China has invested trillions of dollars to develop its transportation infrastructure. In fact, some of its busiest airports are practically brand new. Jiaodong International Airport (TAO) in Qingdao (between Beijing and Shanghai) and Chengdu Tianfu International Airport (TFU) in Western China both opened in 2021. Beijing Daxing Airport (PKX), launched in 2019. Reliable air freight is critical for aerospace, medical equipment, and high- fashion companies, as well as China’s many tech manufacturers and the thousands of component manufacturers that supply them. The accompanying chart shows the busiest ports in China by cargo volume (air and sea). Shipping to China via air is not cheap, but it’s fast. You can get 24- to 48-hour transit times from other countries within Asia and 72-hour transit times from most other origins. To achieve this level of time-critical service, look for freight forwarding partners with strong relationships and block space agreement with all top Asia-based, global airlines. Not all airports in China have international flights. Often, it depends on the origin city. A freight forwarder that understands the China market can help determine airport options and which offer the best costs – port-to-port and door-to-door.
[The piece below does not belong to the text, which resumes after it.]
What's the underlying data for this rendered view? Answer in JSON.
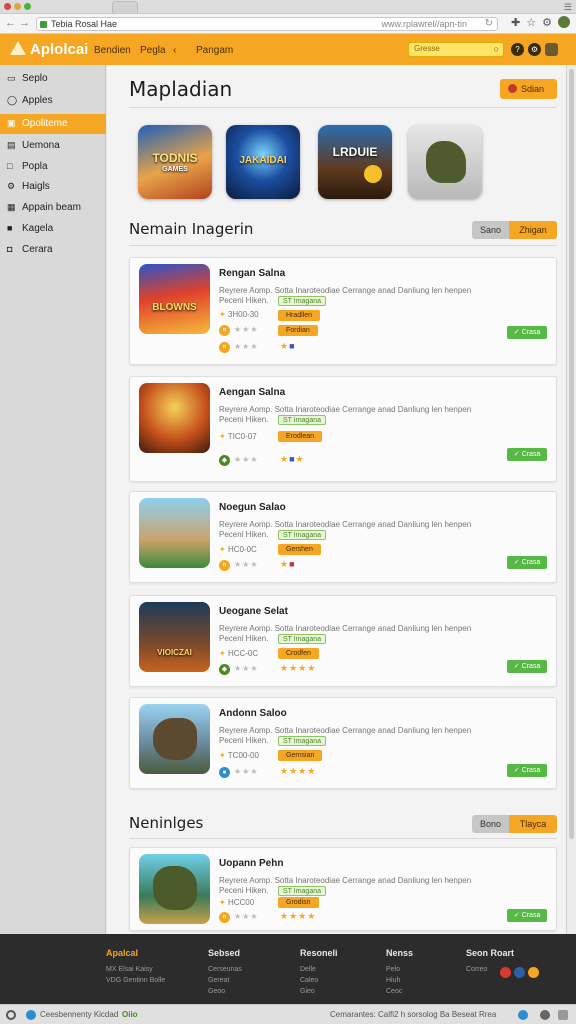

For smaller shipments that are not urgently needed in China, less-than-container (LCL) ocean shipping, where your goods travel in the same container as other shippers, will probably be cheaper than reserving a full container. If your shipment is around 18 to 20 cubic meters or above, you can consider shipping a 20’ container as FCL. FCL has natural advantages over LCL: faster transit time, better cargo security, and potentially a lower shipping cost. For instance, from Los Angeles to Shanghai FCL service is normally 9 days faster than LCL. Ocean freight shipments into China will be cheaper than volume out of China since steamship lines want to get scarce containers back to cover the large volume of China exports. Don’t ignore the multi-modal option when shipping ocean freight. In the current freight environment, an agile shipping operation is a must. A Sea-Air or Air-Sea solution can achieve fast delivery, lower costs and a smaller carbon footprint. Using multiple modes does add complexity, so it’s important to work with a forwarder with experience coordinating the en route handoffs.
Rail Freight has emerged as a viable option for cargo moving from Europe to China. The main reason: transit time is 20 days faster than ocean and as much as 30% cheaper than air freight. The Chinese government has invested heavily to improve service and ship times along the Silk Road. For example, you can ship from Germany to Xi’an, China via rail in about 15 days, with final door-to-door delivery within 22 days (28-30 days during the pandemic). When a valve manufacturer had to ship 33 tons of cargo from Milan to support construction of the Beijing Daxing Airport, it opted for rail. Sino Shipping handled complex customs clearance requirements at the borders, as well the road/ rail transitions at origin and destination. The shift from ocean to cross-border rail cut the customer’s transit time by nearly 3 weeks. If you’re based in Europe, don’t ignore rail as an option when shipping to China.
A road freight option can be part of a multi-modal solution that can keep your products flowing in a constrained freight market.A global semiconductor product distributor found this out when pandemic-related lockdowns and flight cancellations limited air freight capacity from Malaysia to Hong Kong, threatening its ability to support mobile phone production in China. Leveraging the cross-border trucking capabilities of its freight forwarder, Sino Shipping, the company trucked products from Penang, Malaysia to Singapore, and then shipped them via air to pakistan. The 4-month project involved 83 truckloads and helped the distributor meet its delivery promise to a VIP customer.